Our rating 
4.0 out of 5 star rating 4.0

COMPOSERS: Dupré/Gilles/Demessieux
WORKS: Symphony in G minor, Op. 25; Cortège et Litanie; Symphony in E minor; Poème
PERFORMER: Jeremy Filsell (organ); BBC Concert Orchestra/Barry Wordsworth

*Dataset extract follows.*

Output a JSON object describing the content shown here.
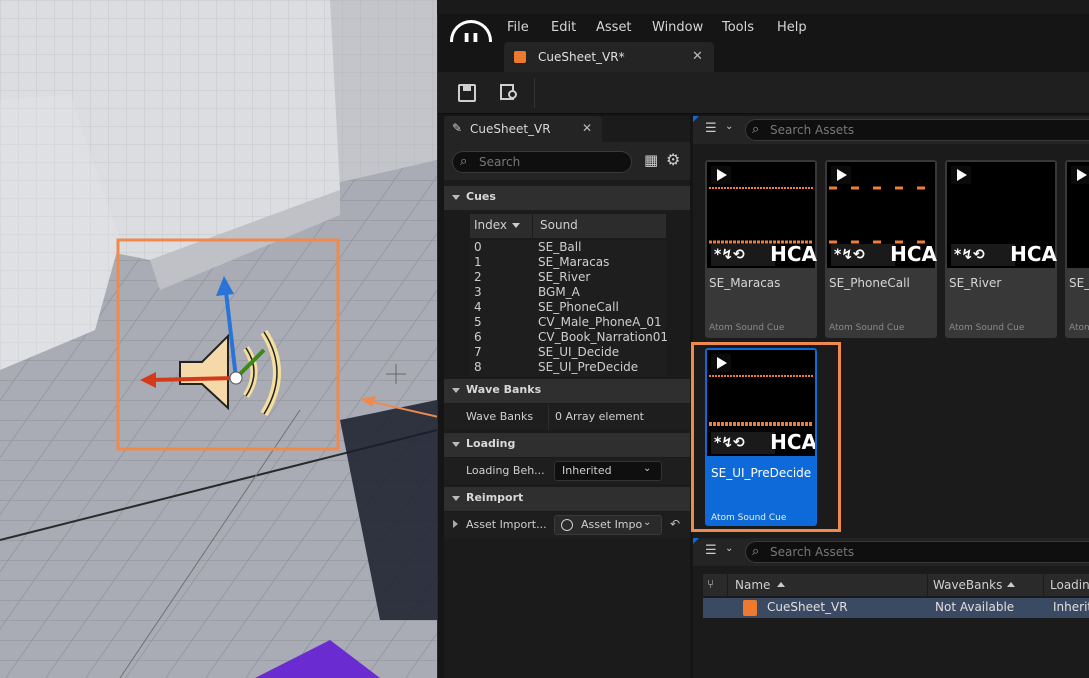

Dupré’s orchestral sound is thick and not differentiated enough from that of the organ; the whole thing sounds like porridge being stirred. It’s not the fault of the performances: these are generally alert and well co-ordinated, though problems of tuning between soloist and orchestra are not always entirely solved. The recently built organ at St John’s, Smith Square doesn’t help; something with a more ‘snarly’ French sound would have given much more variation to the colour. Stylistically, Dupré’s music is firmly in the line of Franck, but it doesn’t have his thematic strength. At the end of the Symphony, I was hard-pressed to recall any of the previous 27 minutes, which had felt more and more like some pre-service improvisation. The solo Symphony by Joseph Gilles, who died in 1942, suffers from the same fault: after two lengthy, meandering slow movements, a lively intermezzo and a vigorous finale come too late to recapture the interest. Most interesting is the Poème by Demessieux. At last, there is some musical inventiveness, and the orchestra complements the organ, rather than propping it up. On the whole, a CD solely for devotees of the byways of organ literature. Martin Cotton